** EXERCISE DIRECTIONS **
Under no circumstances alter the records; copy each one exactly.

-*-*-

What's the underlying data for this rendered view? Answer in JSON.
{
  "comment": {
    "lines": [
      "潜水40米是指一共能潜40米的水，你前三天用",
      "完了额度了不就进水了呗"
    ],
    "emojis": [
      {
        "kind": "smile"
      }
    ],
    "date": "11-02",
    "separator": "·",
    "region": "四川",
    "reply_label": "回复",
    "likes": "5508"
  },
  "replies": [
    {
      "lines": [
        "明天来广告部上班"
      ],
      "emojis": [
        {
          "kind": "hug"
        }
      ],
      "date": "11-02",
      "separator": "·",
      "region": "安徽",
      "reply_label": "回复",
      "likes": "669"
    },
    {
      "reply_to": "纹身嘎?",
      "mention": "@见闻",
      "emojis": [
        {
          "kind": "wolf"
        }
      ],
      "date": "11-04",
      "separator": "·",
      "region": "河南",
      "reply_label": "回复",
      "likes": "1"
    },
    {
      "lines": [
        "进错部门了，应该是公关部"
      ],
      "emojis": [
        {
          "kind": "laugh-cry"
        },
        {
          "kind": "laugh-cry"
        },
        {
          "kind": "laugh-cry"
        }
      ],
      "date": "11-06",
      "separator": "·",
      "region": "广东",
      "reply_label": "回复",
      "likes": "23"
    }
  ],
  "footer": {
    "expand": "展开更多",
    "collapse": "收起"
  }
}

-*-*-

** RESPONSE AREA **
What's the underlying data for this rendered view? Answer in JSON.
{
  "comment": {
    "lines": [
      "潜水40米是指一共能潜40米的水，你前三天用",
      "完了额度了不就进水了呗"
    ],
    "emojis": [
      {
        "kind": "smile"
      }
    ],
    "date": "11-02",
    "separator": "·",
    "region": "四川",
    "reply_label": "回复",
    "likes": "5508"
  },
  "replies": [
    {
      "lines": [
        "明天来广告部上班"
      ],
      "emojis": [
        {
          "kind": "hug"
        }
      ],
      "date": "11-02",
      "separator": "·",
      "region": "安徽",
      "reply_label": "回复",
      "likes": "669"
    },
    {
      "reply_to": "纹身嘎?",
      "mention": "@见闻",
      "emojis": [
        {
          "kind": "wolf"
        }
      ],
      "date": "11-04",
      "separator": "·",
      "region": "河南",
      "reply_label": "回复",
      "likes": "1"
    },
    {
      "lines": [
        "进错部门了，应该是公关部"
      ],
      "emojis": [
        {
          "kind": "laugh-cry"
        },
        {
          "kind": "laugh-cry"
        },
        {
          "kind": "laugh-cry"
        }
      ],
      "date": "11-06",
      "separator": "·",
      "region": "广东",
      "reply_label": "回复",
      "likes": "23"
    }
  ],
  "footer": {
    "expand": "展开更多",
    "collapse": "收起"
  }
}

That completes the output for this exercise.